In mythic terms, shapeshifters are often thought of as troublemakers. They can hide their true identity and sneak around. That makes them untrustworthy, because you can’t really see who they are. They’re inconsistent, in the most magical way possible, changing their appearance and making us believe they are one thing, when they really are another. In stories, we imagine them as the best spies, or the worst sorcerers, dangerous leaders. Most of our stories about shapeshifters are about tricking someone powerful out of something important, pretending to be loyal, but really being the enemy. But I’ve come to believe that the reason we distrust shapeshifters is that we are all shapeshifters, and we fear that part of ourselves even more than we fear it in others. Here’s a funny cartoon that demonstrates my point perfectly…
Here are the three greatest leaders in a kingdom, all of them shapeshifters! It’s a brilliant cartoon, because it captures one of the difficult truths about business today — none of us (perhaps even those in the highest positions) can wear our true face to work. We have to perform roles to fit the needs of a particular job and a particular culture. When our values are in alignment with an organization, we feel more authentic, but we still have to wear a mask, or two or three, to do what needs to be done. In the US, we value authenticity and individuality so highly that we think of this fact of life as a terrible compromise, a loss of self. That makes it hard to tap into the flexibility and freedom that being our best shapeshifter can give us. When we learn to shapeshift with integrity (yes, it’s possible!) then we can find our true authenticity.
Authenticity is not an identity, but a process.In western nations, particularly the United States, we think of it as “I am what I am,” a form of self-expression, a way of being who we “really” are. But in a crisis, suddenly, who we really are turns into a set of habits and assumptions that get us stuck in first gear. Shapeshifter leadership understands authenticity as a values-based process which has many forms of expression and many different faces and roles. In a crisis, the shapeshifter knows how to do what needs doing. When we are in service to our communities and in integrity with ourselves, being a shapeshifter is a good leadership quality.
Here’s a quick story: When I taught negotiation and branding to business leaders in China, my students laughed when I tried to convince them that our products and our business leaders needed to be consistent from the inside out. In practice negotiations, they performed many roles and ran rings around my earnest, American savvy.
I wanted them to be “authentic;” they demonstrated that finding a common interest didn’t necessarily mean being yourself in every expression of that identity.
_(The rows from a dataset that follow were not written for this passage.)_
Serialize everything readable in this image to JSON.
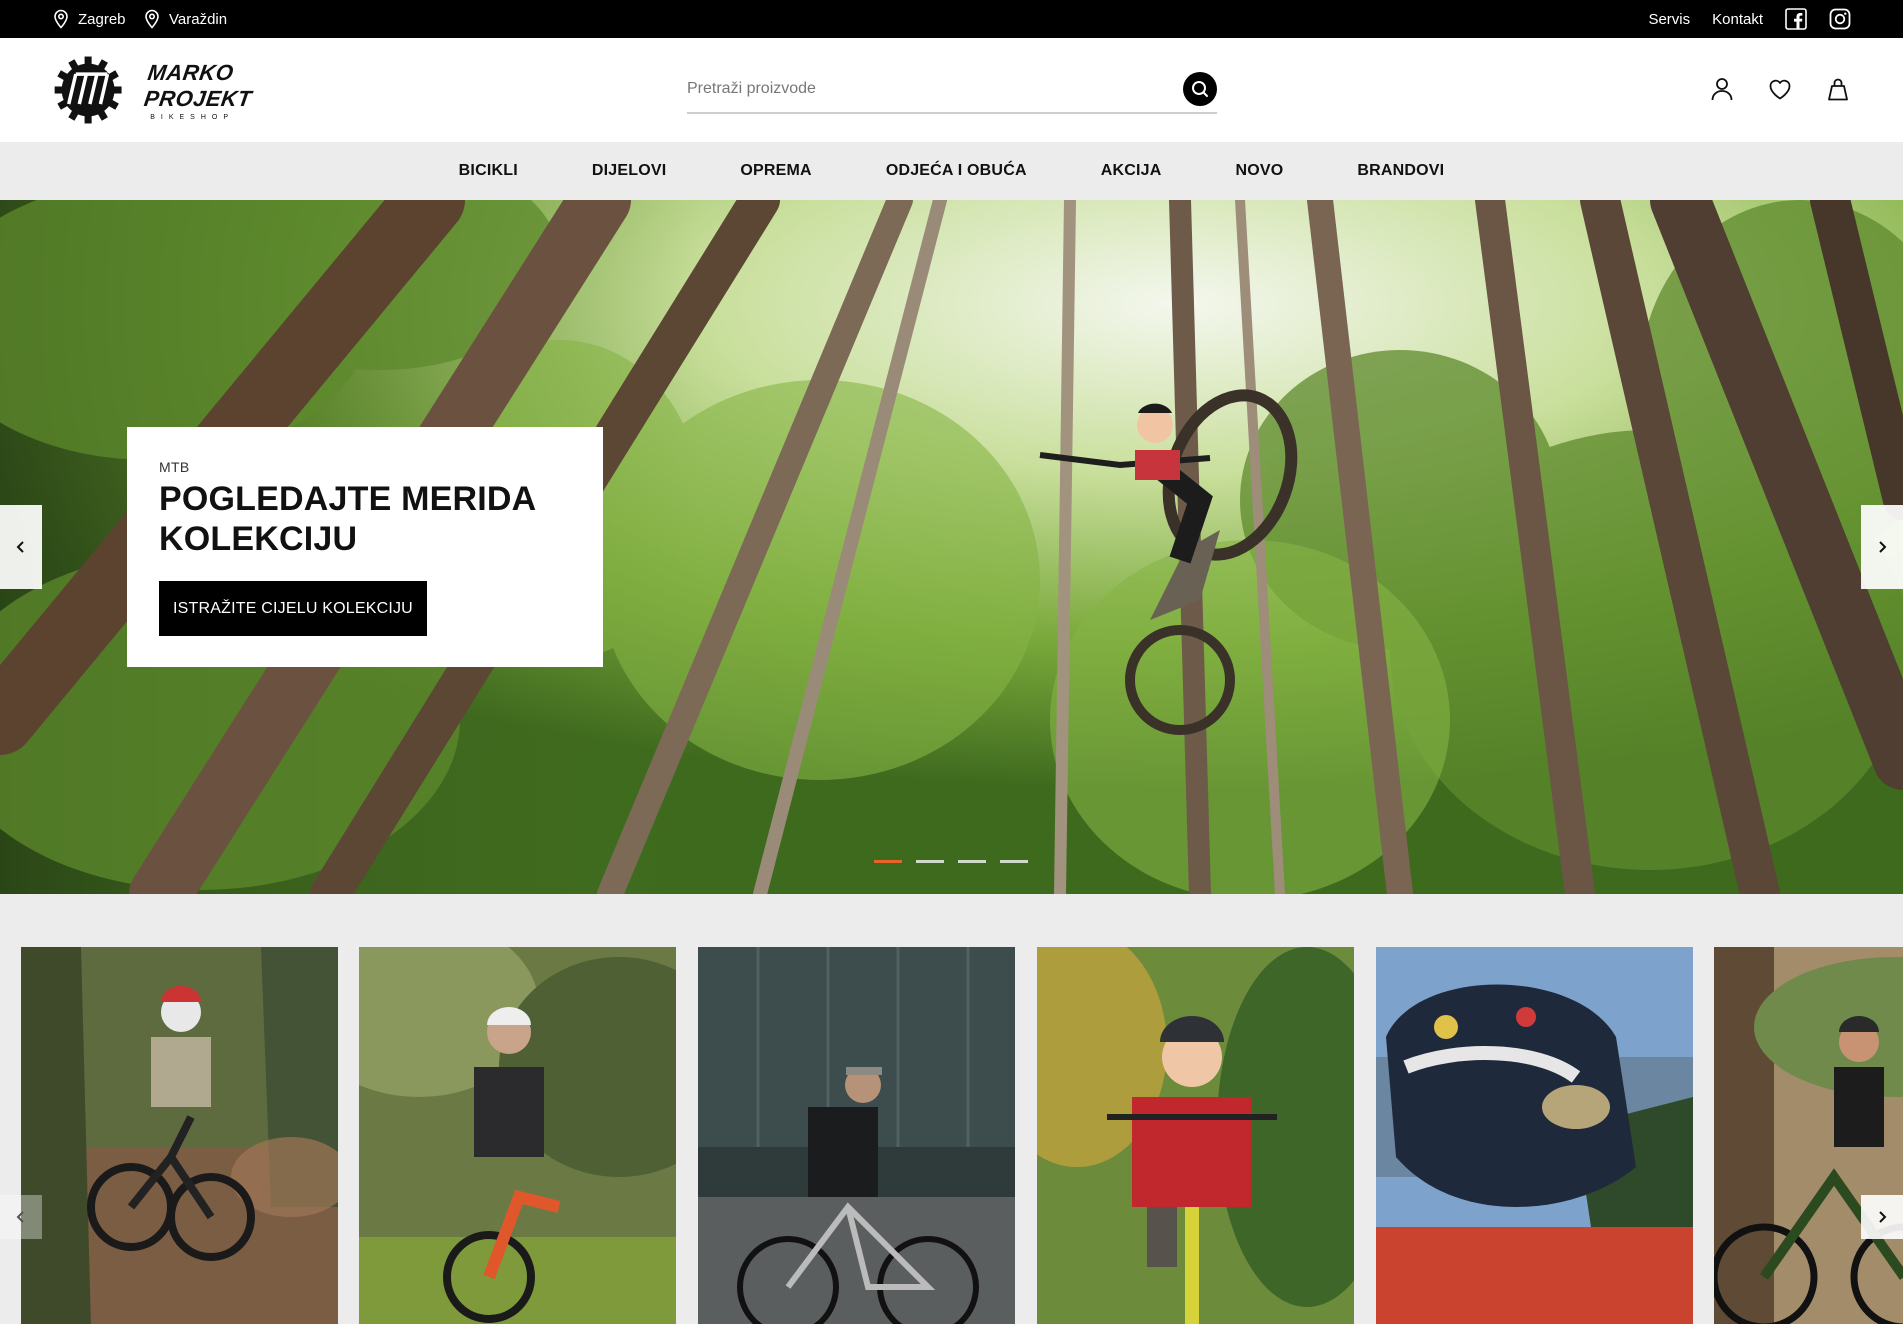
{
  "topbar": {
    "locations": [
      {
        "label": "Zagreb",
        "icon": "map-pin-icon"
      },
      {
        "label": "Varaždin",
        "icon": "map-pin-icon"
      }
    ],
    "links": [
      {
        "label": "Servis"
      },
      {
        "label": "Kontakt"
      }
    ],
    "social": [
      "facebook-icon",
      "instagram-icon"
    ]
  },
  "header": {
    "logo_text": "MARKO PROJEKT",
    "logo_sub": "BIKESHOP",
    "search_placeholder": "Pretraži proizvode",
    "icons": [
      "user-icon",
      "heart-icon",
      "bag-icon"
    ]
  },
  "nav": {
    "items": [
      "BICIKLI",
      "DIJELOVI",
      "OPREMA",
      "ODJEĆA I OBUĆA",
      "AKCIJA",
      "NOVO",
      "BRANDOVI"
    ]
  },
  "hero": {
    "eyebrow": "MTB",
    "title_line1": "POGLEDAJTE MERIDA",
    "title_line2": "KOLEKCIJU",
    "cta": "ISTRAŽITE CIJELU KOLEKCIJU",
    "slides_total": 4,
    "active_slide": 1,
    "colors": {
      "accent": "#e8622a",
      "forest": "#5d8a2c"
    }
  },
  "categories": {
    "tiles": [
      {
        "name": "mtb-rider-tile"
      },
      {
        "name": "gravel-rider-tile"
      },
      {
        "name": "city-rider-tile"
      },
      {
        "name": "kid-rider-tile"
      },
      {
        "name": "helmet-rider-tile"
      },
      {
        "name": "ebike-rider-tile"
      }
    ]
  }
}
It’s not that they lacked integrity (although it can seem and sometimes even be that way in Chinese business practices). It’s that they didn’t believe it was necessary or even practical to always act the same, in every situation.
Part of this role flexibility is a reaction to the dangers from the surveillance culture imposed by the Chinese government. We have more freedom of expression, by design, and value it as part of our nationalism. Part of it, though, is that the shapeshifter isn’t as much a demon in their culture. It wasn’t so much that they disguised themselves as they exercised a flexibility that we can all channel.
They respectfully dismissed the idea that authenticity meant living from the inside out, being consistent in our roles and behaviors. Their business culture rewards shapeshifter flexibility — sometimes in a way that seems out of integrity to Americans. It’s one of the great cultural misunderstandings between our two nations. We fight for the right to be who we are all the time; they fight for the right to gain the power to take on many roles and define their circumstances for themselves. We each look ridiculous and untrustworthy to the other.
As the world has become flatter, and markets global, cross-cultural experiences like this are powerful learning experiences. If we can take the best of that Chinese understanding of the flexible shapeshifter in all of us, and the best of the values-focused ideal of authenticity in American practice, we become shapeshifters ready to step forward, in a variety of roles, in the spirit of service and excellence.
To learn more about your inner shapeshifter, join me at the International Leadership Conference in Montreal, Oct. 31-Nov. 3! You can also read my article about Shapeshifter Leadership in the BK volume, The Transforming Leader.